Work task:
Which lines in the data below contain the string "Total"? Show each one.

Exercise materials Start Marker

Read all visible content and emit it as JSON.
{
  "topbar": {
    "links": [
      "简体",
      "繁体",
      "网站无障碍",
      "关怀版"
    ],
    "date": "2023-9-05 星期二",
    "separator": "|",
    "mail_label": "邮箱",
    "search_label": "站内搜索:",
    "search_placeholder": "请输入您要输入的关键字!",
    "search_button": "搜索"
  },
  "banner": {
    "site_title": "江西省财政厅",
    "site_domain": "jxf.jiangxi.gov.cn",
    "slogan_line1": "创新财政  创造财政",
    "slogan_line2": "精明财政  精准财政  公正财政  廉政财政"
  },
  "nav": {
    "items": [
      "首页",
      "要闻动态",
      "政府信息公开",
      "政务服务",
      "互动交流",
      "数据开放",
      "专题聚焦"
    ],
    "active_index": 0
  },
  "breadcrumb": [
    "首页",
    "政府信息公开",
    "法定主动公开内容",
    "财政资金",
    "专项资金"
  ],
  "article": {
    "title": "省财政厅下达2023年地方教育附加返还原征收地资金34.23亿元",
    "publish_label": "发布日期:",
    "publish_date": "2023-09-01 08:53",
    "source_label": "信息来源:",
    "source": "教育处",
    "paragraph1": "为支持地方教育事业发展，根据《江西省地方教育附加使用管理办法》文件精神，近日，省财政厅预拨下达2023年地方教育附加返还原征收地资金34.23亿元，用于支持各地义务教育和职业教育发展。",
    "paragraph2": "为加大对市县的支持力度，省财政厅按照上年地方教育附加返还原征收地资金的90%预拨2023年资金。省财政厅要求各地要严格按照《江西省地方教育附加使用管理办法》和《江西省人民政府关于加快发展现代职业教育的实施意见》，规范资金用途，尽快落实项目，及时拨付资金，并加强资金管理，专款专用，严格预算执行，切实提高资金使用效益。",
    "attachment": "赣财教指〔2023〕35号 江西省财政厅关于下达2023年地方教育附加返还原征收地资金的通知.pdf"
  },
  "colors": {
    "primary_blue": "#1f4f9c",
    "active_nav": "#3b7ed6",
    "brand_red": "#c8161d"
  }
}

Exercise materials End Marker
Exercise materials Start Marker

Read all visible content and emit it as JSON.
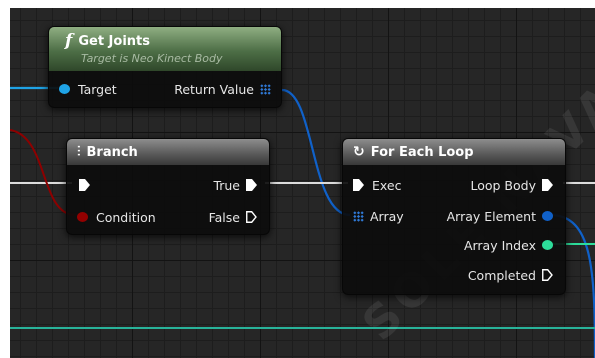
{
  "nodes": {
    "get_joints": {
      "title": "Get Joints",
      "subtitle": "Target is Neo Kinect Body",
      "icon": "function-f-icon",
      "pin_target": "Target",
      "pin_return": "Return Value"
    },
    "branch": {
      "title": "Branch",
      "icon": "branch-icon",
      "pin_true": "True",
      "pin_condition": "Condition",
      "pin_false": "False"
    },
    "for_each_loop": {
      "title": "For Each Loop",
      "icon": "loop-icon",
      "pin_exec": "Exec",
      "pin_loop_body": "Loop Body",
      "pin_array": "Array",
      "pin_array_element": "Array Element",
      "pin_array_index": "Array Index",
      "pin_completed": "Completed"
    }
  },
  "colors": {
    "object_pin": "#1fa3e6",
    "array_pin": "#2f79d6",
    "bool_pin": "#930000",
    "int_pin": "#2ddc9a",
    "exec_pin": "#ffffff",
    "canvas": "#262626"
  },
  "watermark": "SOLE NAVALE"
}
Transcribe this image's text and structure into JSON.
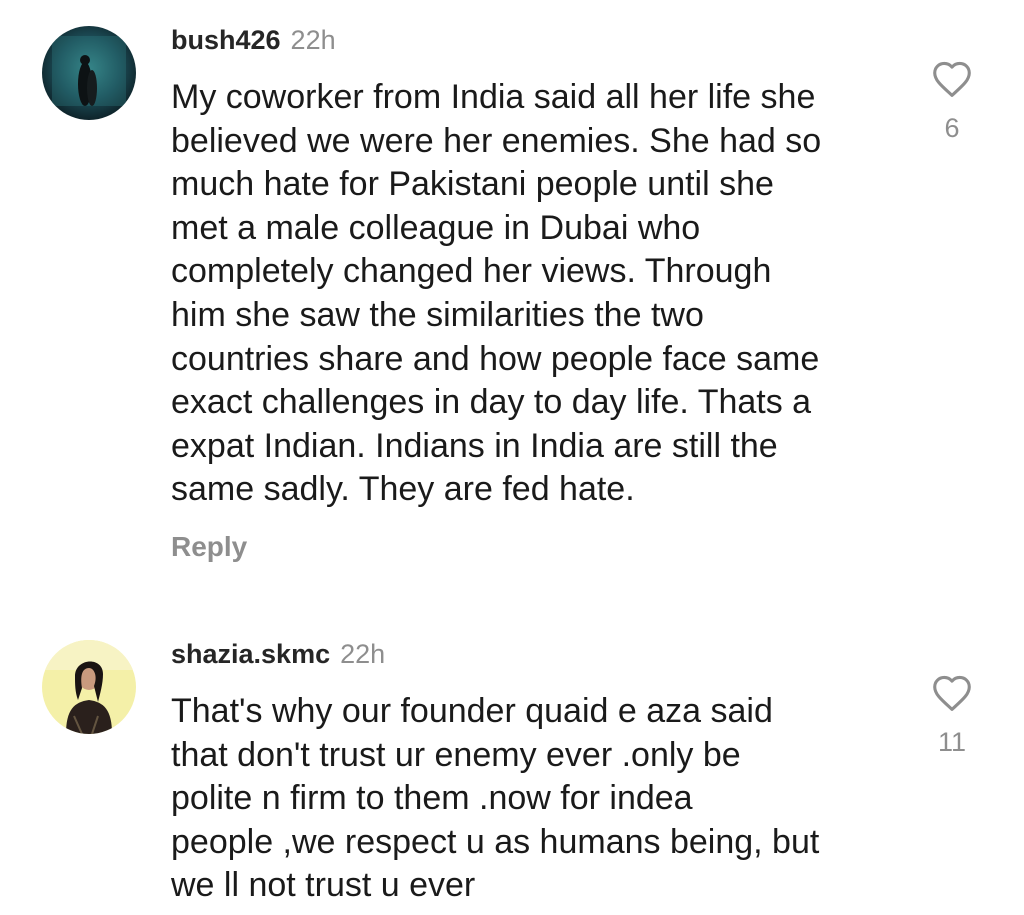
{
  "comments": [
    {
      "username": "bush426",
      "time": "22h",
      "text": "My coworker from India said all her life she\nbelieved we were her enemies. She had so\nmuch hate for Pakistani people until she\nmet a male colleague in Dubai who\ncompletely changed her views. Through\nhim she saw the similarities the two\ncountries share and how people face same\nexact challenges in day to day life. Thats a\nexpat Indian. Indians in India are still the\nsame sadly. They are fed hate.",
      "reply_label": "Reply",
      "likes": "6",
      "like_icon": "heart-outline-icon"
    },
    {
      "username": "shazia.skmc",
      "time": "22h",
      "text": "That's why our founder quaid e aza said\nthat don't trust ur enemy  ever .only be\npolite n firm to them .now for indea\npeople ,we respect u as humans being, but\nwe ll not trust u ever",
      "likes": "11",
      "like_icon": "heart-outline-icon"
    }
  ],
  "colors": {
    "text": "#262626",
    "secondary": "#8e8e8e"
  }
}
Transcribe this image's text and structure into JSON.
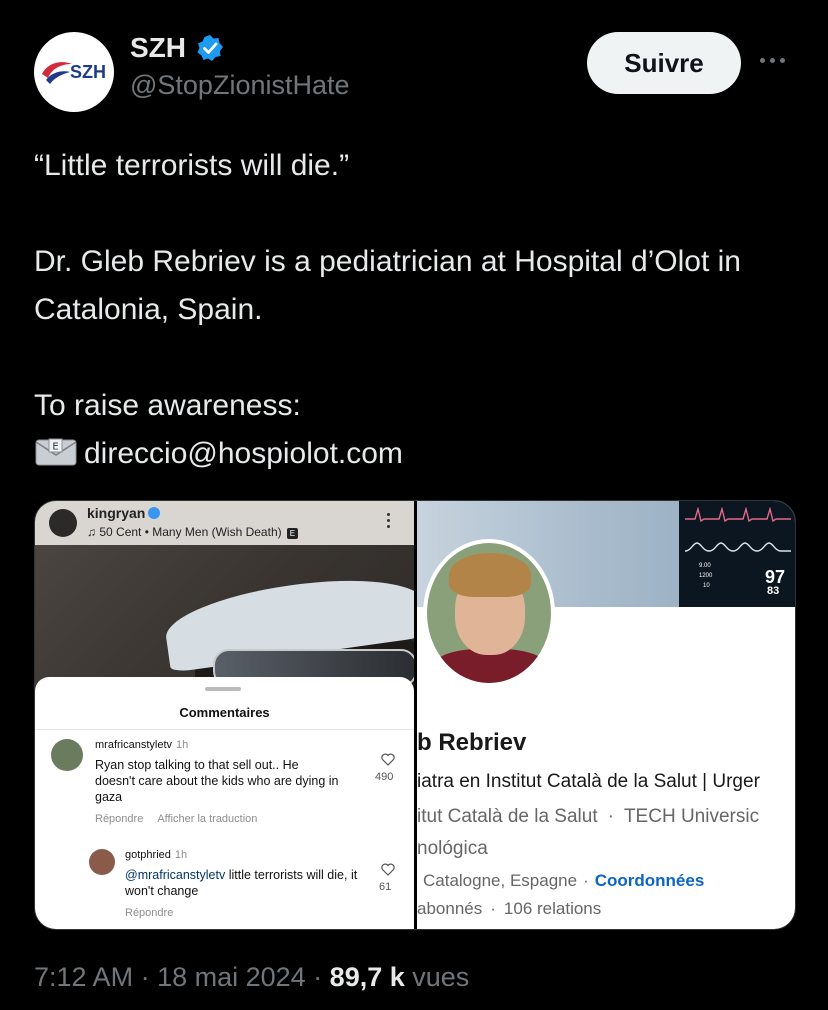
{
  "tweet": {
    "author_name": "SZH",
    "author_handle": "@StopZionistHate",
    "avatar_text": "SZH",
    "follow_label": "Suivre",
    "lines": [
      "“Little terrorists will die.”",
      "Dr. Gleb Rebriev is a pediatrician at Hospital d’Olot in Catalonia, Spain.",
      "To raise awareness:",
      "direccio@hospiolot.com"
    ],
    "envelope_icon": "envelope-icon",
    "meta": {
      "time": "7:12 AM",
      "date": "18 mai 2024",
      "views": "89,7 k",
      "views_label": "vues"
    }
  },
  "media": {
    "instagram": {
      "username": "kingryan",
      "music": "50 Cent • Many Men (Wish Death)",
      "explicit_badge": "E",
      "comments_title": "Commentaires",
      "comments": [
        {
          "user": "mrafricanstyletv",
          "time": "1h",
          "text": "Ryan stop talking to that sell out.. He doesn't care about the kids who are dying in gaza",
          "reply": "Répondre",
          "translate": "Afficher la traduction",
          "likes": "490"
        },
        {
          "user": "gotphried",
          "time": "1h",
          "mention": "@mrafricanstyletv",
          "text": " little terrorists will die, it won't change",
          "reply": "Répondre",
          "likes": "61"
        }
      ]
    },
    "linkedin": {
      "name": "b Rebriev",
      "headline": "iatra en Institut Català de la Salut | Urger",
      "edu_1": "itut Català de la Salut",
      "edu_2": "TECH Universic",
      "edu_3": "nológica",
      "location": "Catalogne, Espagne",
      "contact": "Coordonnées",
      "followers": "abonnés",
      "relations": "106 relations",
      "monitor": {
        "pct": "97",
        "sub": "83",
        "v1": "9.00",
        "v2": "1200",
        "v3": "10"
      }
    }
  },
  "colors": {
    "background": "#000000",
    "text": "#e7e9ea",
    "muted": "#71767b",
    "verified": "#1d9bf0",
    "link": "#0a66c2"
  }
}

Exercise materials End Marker
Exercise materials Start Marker

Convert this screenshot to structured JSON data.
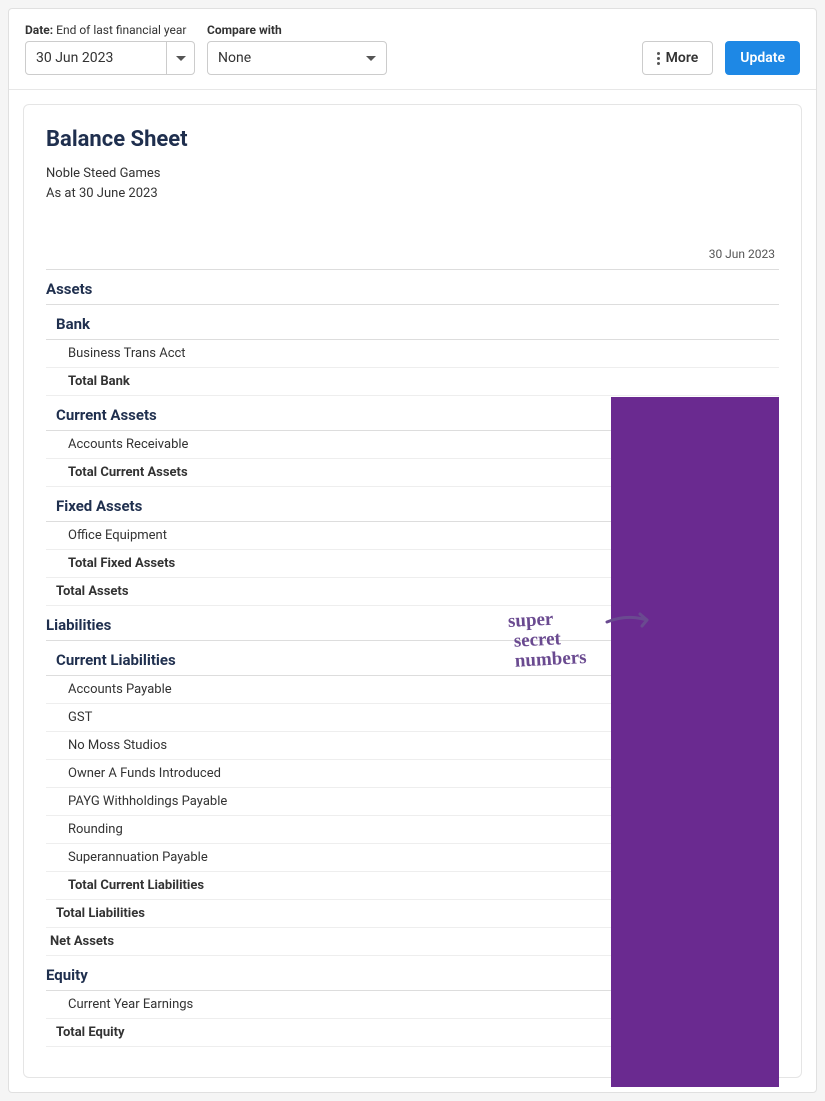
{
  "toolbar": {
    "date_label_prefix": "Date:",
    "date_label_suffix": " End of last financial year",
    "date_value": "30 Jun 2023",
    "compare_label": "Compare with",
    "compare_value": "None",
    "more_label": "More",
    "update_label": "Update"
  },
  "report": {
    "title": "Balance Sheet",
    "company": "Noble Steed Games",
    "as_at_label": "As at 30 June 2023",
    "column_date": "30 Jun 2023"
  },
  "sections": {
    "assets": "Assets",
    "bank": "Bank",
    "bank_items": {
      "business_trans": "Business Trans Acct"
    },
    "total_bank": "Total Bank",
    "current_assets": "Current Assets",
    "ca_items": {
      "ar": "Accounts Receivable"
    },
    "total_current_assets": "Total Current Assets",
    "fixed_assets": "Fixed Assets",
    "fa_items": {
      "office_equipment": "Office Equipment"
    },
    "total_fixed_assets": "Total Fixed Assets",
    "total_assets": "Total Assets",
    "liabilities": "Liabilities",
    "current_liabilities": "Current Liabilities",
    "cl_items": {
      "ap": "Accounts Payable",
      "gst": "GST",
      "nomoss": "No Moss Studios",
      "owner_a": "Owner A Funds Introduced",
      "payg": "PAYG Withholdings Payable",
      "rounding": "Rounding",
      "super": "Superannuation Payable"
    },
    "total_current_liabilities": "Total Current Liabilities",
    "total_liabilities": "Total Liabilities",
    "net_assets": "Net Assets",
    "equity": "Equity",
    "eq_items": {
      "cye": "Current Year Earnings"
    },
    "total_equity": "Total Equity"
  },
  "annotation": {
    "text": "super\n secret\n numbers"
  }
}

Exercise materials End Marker

Exercise output:
    "total_bank": "Total Bank",
    "total_current_assets": "Total Current Assets",
    "total_fixed_assets": "Total Fixed Assets",
    "total_assets": "Total Assets",
    "total_current_liabilities": "Total Current Liabilities",
    "total_liabilities": "Total Liabilities",
    "total_equity": "Total Equity"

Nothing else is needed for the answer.